Most nonprofit organizations are great at communicating with donors, members, volunteers or advocates using traditional, outbound marketing strategies. These interruption-based communications typically include direct mail, e-blasts, printed newsletters, magazines, etc.
Alternatively, inbound marketing approaches communications from a different angle, allowing nonprofit organizations to start from the vantage point of their audiences — using personas — for the purpose of providing engaging content that appeals to the goals, problems, and relative situations of their constituents.
However, before going deeper into the technical aspects of this strategy, I realize there is a growing need to answer the bigger question of why your nonprofit organization needs to embrace inbound marketing in the first place.
Here are 6 reasons to consider inbound marketing for your nonprofit…
Reason #1 — Nonprofits Have a Goldmine of Content
Whether you work in development, membership, or marketing/communications, you know that your organization has powerful stories (content) that could be pushed out to your audiences. I'm talking about content that is sourced from your mission field (positive, life-changing experiences), your advocates (why they support you), leaders in your organization (related to vision), and yourself!
The problem is that most organizations are not leveraging that content. It either exists and is not being purposefully promoted, or it doesn't exist because the need to tell more stories hasn't yet been realized.
Reason #2 — Your Social Media Admins Need Guidance
Many nonprofits we work with do not have an overarching strategy to guide their social media efforts. I bet your organization probably has a halfway decent presence on Facebook and Twitter, but I bet the person(s) responsible don’t feel entirely certain that what they are posting is actually producing any real fruit.
Engaging social content is just one part of a good inbound marketing strategy, and having a strategy in place would help establish a purposeful approach to the "Who, What, Where, and When" for whomever is administering your social media communications.

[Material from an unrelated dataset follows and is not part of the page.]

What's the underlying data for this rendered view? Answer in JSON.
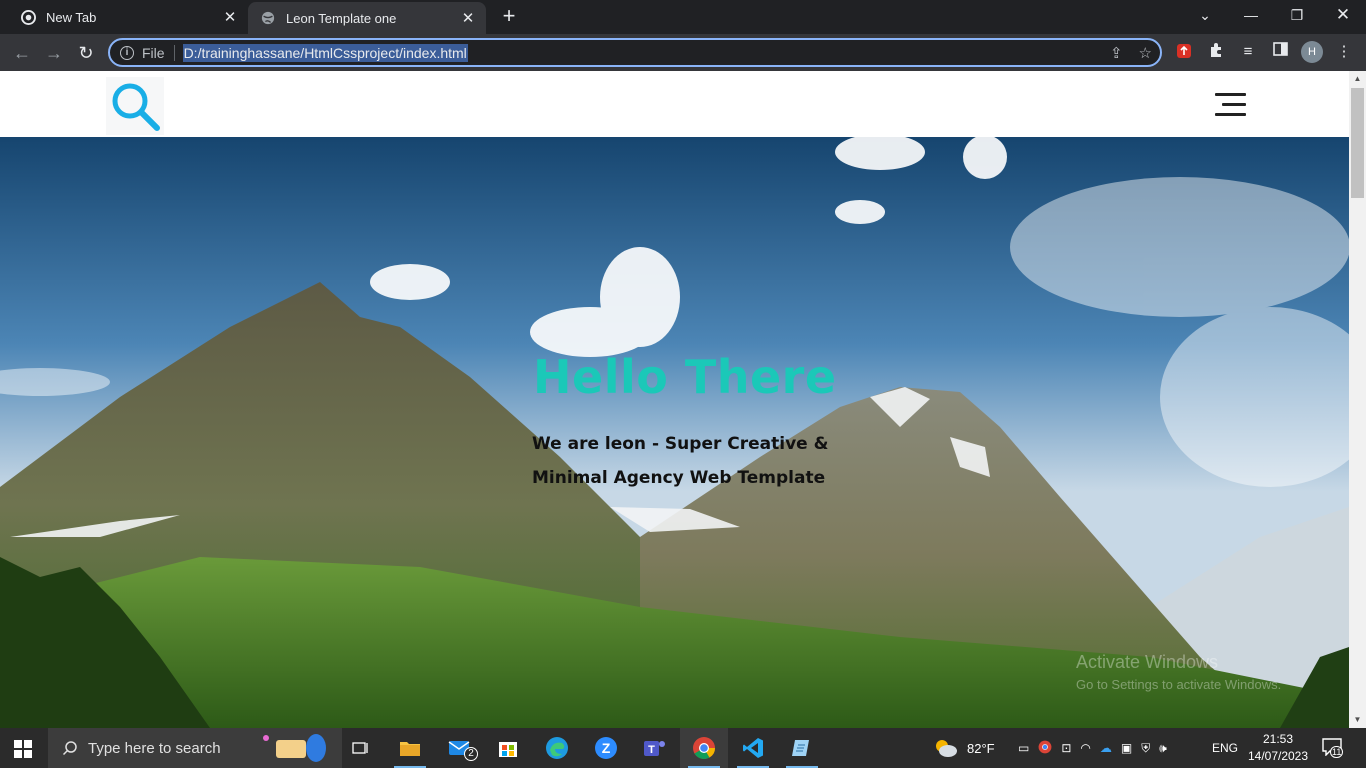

Reason #3 — Google Wants More Indexed Pages to Boost Your SEO
Organic search results are extremely powerful in directing a prospective donor’s or member’s research process. No matter how pretty your organization's website may be, without regular publishing of fresh content on landing pages that consistently use unique keywords, you will have a hard time attracting new visitors to your site. So, it is extremely important to be able to quickly produce landing pages filled with keywords pertaining to your areas of mission/thought leadership in order to increase your SEO results.
Reason #4 — You Need to Blog Effectively
Piggybacking off of #3, one of the easiest ways to increase your indexed pages is to blog regularly. And frankly, most organizations probably need multiple blogs tailored for different personas. We're talking about blogs built around attractive premium content, using simple Calls-To-Action (CTAs), designed to get clicked, downloaded, read, shared, etc. (all properly branded according to your organization's branding guidelines, of course!).
Reason #5 — The Advocate Journey is Not Linear
Today's constituents don't just go to your website, read one story, subscribe to your e-newsletter, and then click the “Donate Now” button to give you money. In between each of those steps is online research, live events, communication with friends, social engagement, etc. That's the nurturing part of the advocate journey, and realistically your constituents go back and forth in their decision process.
The way you can best nurture the relationship is by providing personalized content that prospects actually care about. But wait, how do you really know what that is unless you can track them individually as they are checking you out? You need powerful inbound marketing tools that enable you to see that information in real time.
Reason #6 — Your Organization Needs More Promoters
Most donor development and member recruitment strategies involve some sort of funnel that ends with the person either making a donation or signing up for membership. Inbound marketing strategies go another step by developing your existing members/donors into advocates — critical evangelists who promote content that gets seen by strangers. By tracking and measuring the reach of the content your promoters are sharing, you can understand which topics are resonating and actually working to effectively bring in new prospects.
There are more compelling reasons why adopting an inbound marketing strategy is essential for both nonprofit charities and membership associations. But you don't have to take my word for it. I, myself, am hesitant to adopt new marketing ideas until I see the data behind them...and the data doesn't lie!
To that end, we put together a Statistical Guide with 12 Inbound Marketing fun facts, charts, and graphs so you can see the industry trends related to different aspects of inbound marketing. Enjoy!